The Impact of Entry and Competition on Airline Departure Frequency
This paper examines how entry and competition impact departure frequency using data from 19902009 on a number of routes served by at least two airlines. The estimated frequency equation indicates that an additional airline at the route level results in a slight decrease in the number of departures despite a substantial increase in passenger traffic since the industry was liberalized in 1995. The results suggest that domestic airlines have shifted to relatively larger aircraft and operate them at higher load factors. The use of larger aircraft operated at higher load factors may indicate their inability to secure additional landing slots, suggesting that investments in air transport infrastructure have not kept pace with demand. Fewer departures indicate that the waiting time between flights has increased, reducing the probability of matching the passengers preferred departure times with scheduled flights. The longer waiting time between flights and more congestion inside the aircraft due to higher load factors suggest that the service quality of air transport has deteriorated in the post-regulation period.

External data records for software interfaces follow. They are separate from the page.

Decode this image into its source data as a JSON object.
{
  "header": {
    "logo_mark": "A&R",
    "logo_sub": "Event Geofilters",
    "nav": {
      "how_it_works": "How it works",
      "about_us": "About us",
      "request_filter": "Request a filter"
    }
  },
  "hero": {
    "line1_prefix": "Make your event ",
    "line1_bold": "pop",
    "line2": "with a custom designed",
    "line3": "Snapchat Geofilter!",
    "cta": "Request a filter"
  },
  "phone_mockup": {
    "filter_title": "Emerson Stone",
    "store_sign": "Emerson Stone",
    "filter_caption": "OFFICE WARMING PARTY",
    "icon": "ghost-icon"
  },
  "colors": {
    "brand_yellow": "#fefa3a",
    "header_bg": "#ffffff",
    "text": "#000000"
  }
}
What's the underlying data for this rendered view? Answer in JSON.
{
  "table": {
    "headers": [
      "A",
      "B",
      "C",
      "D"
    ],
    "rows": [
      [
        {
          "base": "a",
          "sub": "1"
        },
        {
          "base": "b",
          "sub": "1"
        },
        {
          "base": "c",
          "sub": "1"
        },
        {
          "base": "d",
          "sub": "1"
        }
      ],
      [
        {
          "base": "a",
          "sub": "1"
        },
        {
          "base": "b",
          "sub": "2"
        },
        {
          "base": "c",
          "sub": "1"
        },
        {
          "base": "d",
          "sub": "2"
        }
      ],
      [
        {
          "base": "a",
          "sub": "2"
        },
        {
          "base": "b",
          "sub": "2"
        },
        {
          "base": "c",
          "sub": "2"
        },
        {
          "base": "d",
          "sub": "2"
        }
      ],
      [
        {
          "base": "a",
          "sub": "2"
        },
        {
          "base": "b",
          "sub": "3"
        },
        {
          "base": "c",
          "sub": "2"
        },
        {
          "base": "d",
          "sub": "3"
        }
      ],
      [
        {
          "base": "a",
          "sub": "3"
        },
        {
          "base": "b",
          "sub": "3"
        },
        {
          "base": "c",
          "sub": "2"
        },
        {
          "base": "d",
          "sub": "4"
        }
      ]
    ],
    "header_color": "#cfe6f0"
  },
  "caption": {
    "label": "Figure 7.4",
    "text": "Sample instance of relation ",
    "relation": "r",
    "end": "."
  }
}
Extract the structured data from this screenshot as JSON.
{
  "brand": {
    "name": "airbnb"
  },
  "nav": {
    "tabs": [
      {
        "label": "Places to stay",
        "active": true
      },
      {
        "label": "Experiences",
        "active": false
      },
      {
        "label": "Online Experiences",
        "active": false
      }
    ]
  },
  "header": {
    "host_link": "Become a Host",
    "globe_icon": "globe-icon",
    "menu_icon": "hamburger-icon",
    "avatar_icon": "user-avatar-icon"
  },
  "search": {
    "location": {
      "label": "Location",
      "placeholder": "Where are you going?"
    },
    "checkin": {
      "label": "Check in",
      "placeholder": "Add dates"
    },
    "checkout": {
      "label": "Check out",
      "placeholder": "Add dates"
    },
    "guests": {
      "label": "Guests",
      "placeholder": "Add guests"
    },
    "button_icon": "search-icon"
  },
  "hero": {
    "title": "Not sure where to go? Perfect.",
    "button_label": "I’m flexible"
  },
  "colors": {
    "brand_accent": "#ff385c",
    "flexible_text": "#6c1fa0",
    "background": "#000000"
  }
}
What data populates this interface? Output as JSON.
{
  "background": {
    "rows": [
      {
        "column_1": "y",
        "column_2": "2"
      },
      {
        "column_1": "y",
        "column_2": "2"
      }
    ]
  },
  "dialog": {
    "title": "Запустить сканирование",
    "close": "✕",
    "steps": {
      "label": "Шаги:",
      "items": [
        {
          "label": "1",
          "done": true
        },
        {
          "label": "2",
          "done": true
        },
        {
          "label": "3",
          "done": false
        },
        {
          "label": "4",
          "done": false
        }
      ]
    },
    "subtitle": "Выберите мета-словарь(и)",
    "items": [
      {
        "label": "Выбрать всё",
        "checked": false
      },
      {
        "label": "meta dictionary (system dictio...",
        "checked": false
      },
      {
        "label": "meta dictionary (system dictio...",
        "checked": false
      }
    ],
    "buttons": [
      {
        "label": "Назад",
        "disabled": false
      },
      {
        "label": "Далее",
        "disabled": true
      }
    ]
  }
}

Manuela Jr, W. S. (2011). The Impact Of Entry And Competition On Airline Departure Frequency. Journal of Business & Economics Research (JBER), 9(8), 7-14. https://doi.org/10.19030/jber.v9i8.5290